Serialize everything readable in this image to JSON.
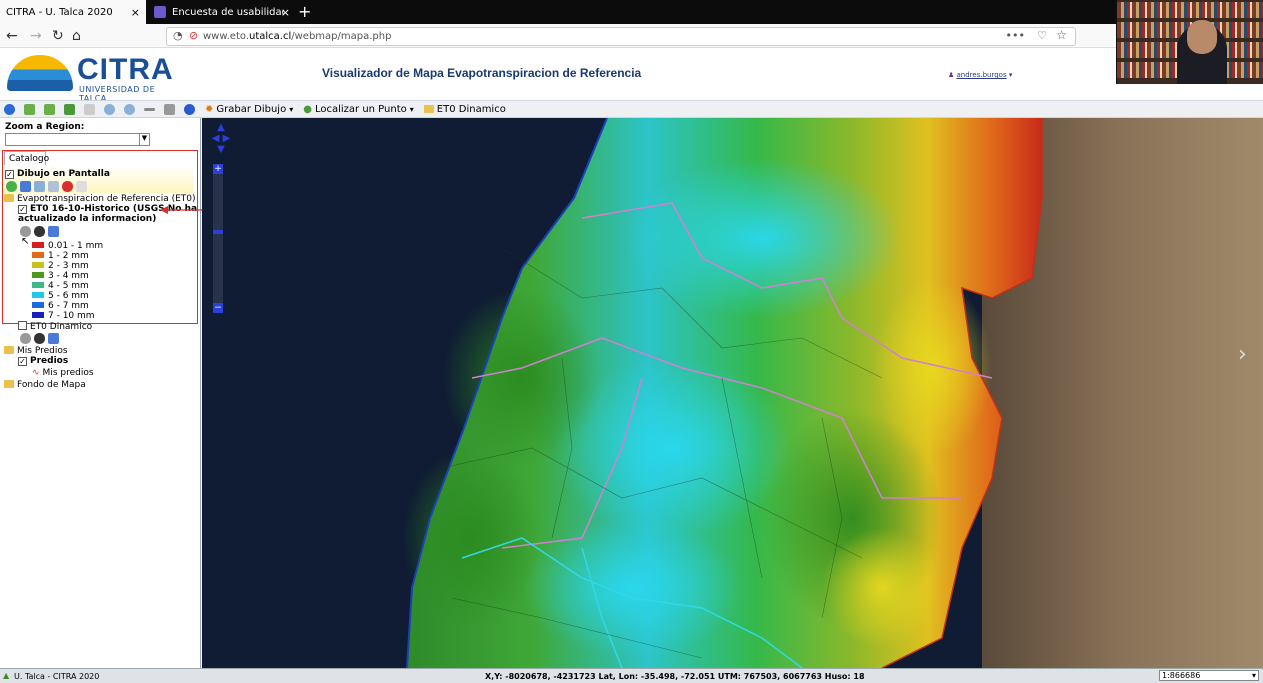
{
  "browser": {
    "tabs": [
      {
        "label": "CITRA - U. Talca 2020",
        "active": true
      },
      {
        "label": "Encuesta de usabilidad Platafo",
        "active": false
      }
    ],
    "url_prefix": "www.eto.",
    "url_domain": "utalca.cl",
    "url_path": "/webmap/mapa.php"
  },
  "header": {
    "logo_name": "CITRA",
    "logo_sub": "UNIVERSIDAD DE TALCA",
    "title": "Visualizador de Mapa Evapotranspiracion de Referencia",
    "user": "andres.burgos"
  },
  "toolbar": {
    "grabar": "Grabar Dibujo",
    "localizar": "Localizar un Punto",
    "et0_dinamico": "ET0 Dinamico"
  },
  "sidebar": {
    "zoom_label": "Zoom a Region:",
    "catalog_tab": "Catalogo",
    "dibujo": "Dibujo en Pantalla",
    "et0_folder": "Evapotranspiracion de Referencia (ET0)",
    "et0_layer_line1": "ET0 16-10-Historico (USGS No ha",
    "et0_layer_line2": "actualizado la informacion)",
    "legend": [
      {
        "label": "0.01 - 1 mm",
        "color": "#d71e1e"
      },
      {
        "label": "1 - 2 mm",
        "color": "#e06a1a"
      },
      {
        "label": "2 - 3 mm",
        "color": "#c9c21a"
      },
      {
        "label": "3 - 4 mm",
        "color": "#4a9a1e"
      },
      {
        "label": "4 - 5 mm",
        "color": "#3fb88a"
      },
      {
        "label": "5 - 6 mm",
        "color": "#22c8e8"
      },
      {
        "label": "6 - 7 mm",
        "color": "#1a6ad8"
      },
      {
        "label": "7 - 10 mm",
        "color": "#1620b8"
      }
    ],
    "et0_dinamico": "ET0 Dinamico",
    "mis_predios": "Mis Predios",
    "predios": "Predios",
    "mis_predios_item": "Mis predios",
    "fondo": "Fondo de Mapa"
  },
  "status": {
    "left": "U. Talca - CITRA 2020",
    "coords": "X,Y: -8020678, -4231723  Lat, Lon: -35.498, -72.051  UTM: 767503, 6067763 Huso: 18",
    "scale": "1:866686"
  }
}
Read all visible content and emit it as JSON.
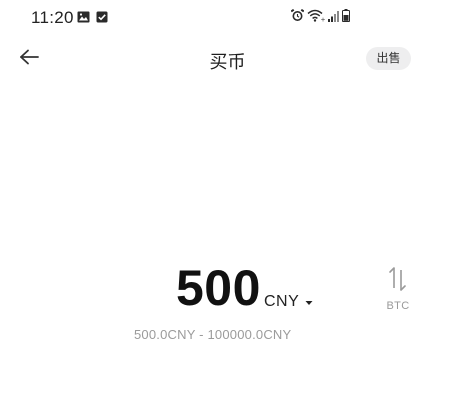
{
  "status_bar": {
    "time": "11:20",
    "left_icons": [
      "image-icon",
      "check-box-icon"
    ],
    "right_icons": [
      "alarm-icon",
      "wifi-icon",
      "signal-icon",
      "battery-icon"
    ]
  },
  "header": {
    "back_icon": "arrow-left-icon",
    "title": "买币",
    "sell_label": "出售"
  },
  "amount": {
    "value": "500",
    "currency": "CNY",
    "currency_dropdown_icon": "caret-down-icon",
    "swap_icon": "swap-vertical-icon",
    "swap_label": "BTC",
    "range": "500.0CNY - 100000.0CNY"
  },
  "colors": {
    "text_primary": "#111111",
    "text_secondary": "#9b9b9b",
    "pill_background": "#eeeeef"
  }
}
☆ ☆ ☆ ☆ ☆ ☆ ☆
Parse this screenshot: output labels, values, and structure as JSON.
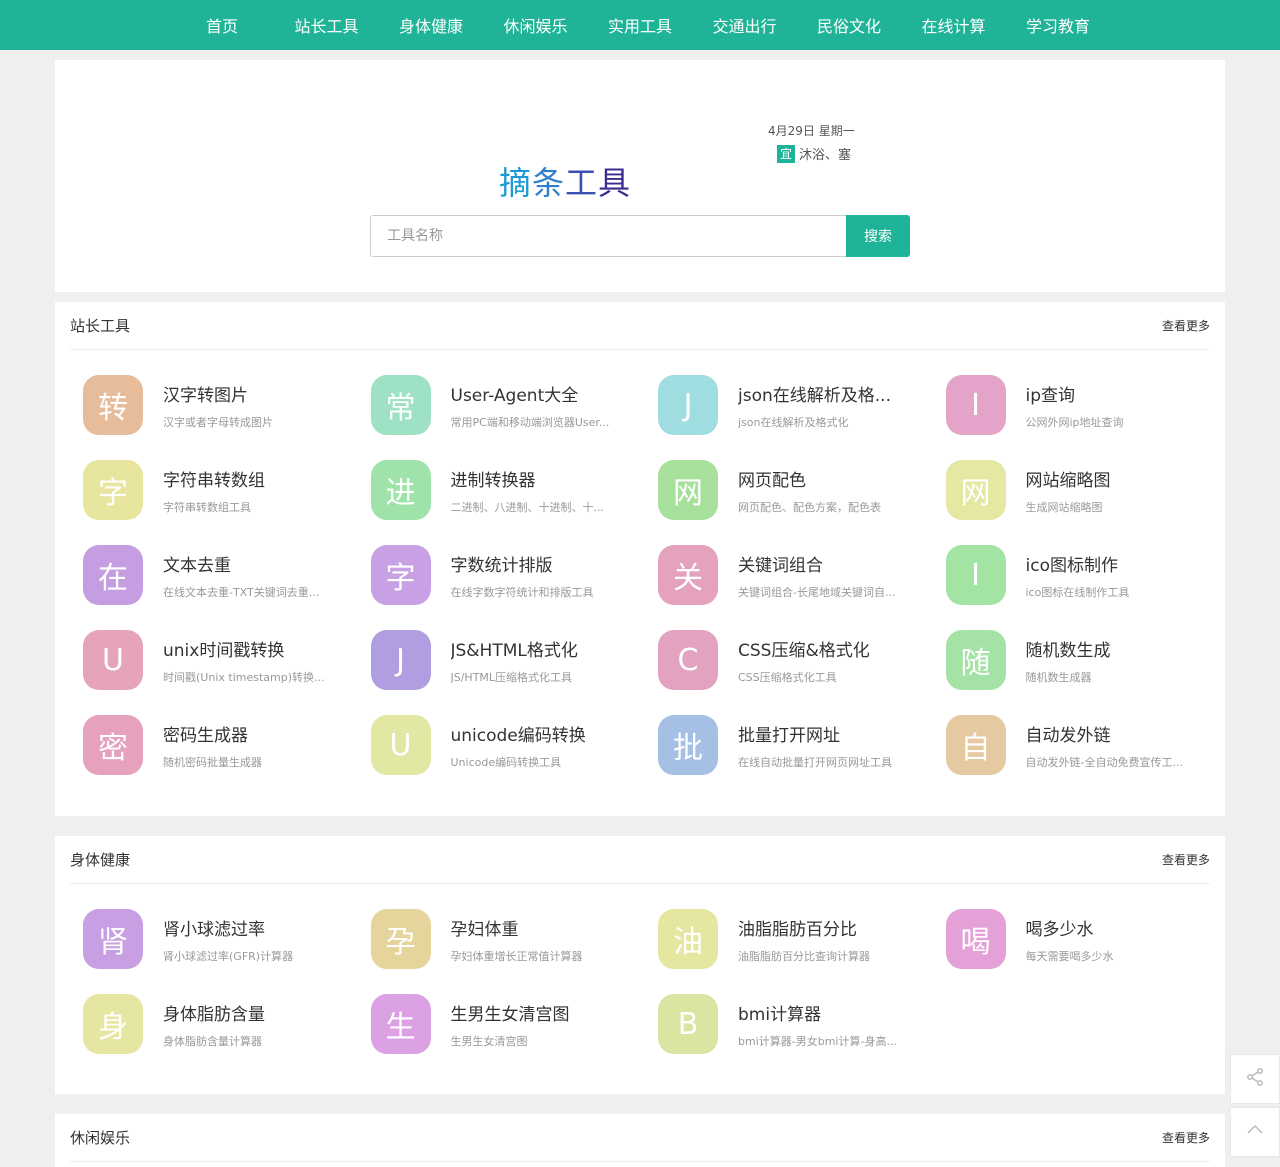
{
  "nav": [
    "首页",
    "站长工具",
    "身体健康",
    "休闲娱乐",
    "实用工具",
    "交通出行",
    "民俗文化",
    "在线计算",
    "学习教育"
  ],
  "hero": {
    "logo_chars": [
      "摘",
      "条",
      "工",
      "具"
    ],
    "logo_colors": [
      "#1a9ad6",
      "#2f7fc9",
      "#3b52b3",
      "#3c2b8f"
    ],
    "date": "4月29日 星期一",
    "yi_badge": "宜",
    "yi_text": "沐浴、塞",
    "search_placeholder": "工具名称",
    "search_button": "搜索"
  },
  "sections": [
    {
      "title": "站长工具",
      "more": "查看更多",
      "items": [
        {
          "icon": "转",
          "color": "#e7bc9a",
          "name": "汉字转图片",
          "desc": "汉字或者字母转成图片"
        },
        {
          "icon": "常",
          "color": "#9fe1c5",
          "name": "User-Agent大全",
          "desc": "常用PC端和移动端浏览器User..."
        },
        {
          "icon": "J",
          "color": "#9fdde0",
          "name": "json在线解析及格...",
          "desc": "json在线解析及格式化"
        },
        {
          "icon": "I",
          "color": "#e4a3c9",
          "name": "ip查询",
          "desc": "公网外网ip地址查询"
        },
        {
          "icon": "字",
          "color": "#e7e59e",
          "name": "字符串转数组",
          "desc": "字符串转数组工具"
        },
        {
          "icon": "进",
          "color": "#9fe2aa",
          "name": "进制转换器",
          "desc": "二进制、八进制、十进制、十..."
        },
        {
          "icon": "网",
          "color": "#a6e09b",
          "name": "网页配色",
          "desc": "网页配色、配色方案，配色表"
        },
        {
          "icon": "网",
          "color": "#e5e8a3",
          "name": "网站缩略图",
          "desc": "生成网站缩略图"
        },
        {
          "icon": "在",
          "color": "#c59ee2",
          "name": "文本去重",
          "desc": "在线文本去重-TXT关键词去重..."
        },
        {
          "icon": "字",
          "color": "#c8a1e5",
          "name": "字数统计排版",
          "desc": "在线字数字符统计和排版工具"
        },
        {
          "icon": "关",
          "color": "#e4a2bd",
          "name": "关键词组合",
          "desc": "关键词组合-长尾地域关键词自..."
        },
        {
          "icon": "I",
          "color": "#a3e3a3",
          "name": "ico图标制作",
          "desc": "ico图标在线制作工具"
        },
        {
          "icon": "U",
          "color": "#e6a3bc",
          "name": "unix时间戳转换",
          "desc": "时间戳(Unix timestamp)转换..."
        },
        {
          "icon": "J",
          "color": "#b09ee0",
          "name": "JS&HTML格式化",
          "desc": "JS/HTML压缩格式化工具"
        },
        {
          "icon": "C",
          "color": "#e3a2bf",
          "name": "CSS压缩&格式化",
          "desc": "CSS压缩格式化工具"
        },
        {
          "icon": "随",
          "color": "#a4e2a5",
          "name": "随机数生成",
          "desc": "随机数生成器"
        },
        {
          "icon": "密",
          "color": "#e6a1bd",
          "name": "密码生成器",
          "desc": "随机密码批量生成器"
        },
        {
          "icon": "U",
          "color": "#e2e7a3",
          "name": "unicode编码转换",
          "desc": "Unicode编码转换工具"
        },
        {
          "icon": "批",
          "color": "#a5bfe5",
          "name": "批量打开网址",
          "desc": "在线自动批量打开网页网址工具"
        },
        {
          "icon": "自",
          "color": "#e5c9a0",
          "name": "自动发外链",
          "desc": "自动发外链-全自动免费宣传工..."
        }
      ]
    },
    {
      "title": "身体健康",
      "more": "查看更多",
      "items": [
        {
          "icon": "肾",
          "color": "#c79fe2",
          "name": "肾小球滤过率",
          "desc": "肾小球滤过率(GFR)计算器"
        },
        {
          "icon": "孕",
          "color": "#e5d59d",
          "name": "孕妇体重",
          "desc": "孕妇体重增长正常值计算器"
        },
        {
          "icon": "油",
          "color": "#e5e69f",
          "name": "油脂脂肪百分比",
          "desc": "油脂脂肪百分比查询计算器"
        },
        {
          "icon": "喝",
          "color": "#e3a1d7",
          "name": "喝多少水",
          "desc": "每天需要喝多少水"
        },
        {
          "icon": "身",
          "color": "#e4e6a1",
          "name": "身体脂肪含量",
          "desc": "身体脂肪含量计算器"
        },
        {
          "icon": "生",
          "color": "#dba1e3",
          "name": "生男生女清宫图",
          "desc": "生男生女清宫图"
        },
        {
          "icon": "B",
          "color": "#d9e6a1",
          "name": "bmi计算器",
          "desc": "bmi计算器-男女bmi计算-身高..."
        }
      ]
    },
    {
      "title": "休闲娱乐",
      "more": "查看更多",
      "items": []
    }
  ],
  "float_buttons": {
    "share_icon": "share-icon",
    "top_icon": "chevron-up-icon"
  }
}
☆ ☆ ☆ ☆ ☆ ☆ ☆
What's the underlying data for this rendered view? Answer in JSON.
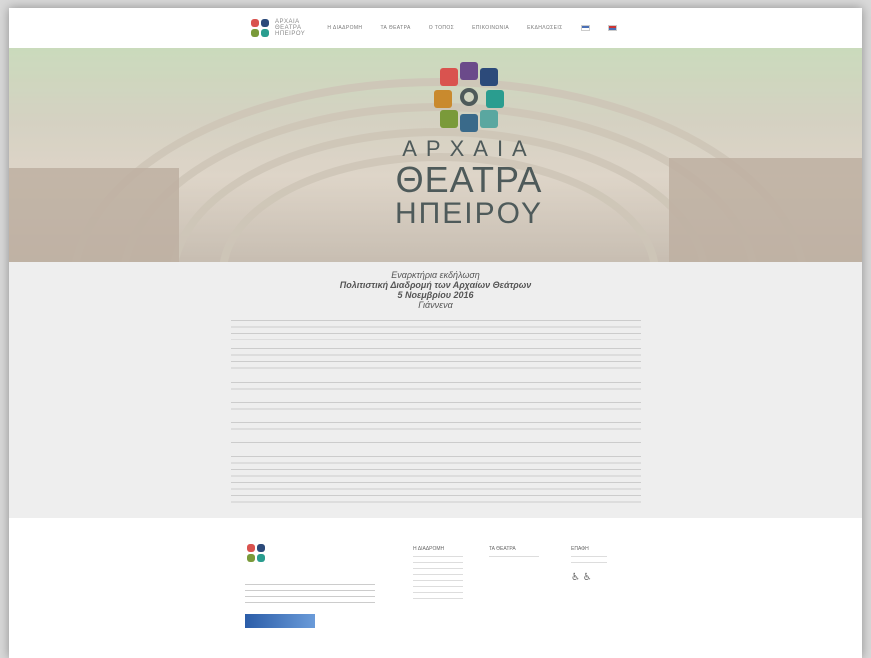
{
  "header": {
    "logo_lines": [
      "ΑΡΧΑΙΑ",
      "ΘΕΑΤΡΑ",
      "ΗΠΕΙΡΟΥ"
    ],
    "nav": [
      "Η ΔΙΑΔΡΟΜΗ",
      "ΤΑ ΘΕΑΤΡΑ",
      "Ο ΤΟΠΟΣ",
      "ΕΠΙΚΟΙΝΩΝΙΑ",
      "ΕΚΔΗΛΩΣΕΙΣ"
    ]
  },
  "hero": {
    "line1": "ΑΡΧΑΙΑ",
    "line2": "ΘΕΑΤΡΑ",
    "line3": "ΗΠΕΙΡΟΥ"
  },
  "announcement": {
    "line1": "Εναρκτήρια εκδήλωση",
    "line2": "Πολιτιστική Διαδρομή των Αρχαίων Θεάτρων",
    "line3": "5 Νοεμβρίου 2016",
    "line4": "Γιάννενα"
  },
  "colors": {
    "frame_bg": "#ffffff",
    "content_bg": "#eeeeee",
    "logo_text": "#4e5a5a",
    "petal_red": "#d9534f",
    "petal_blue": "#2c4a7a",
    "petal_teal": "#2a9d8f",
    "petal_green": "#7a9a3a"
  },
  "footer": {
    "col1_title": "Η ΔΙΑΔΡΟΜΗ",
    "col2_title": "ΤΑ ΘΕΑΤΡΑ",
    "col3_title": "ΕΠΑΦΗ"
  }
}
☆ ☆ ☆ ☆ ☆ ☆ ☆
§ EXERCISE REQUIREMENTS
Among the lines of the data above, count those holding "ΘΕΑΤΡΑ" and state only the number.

§ PROBLEM SOLUTION
4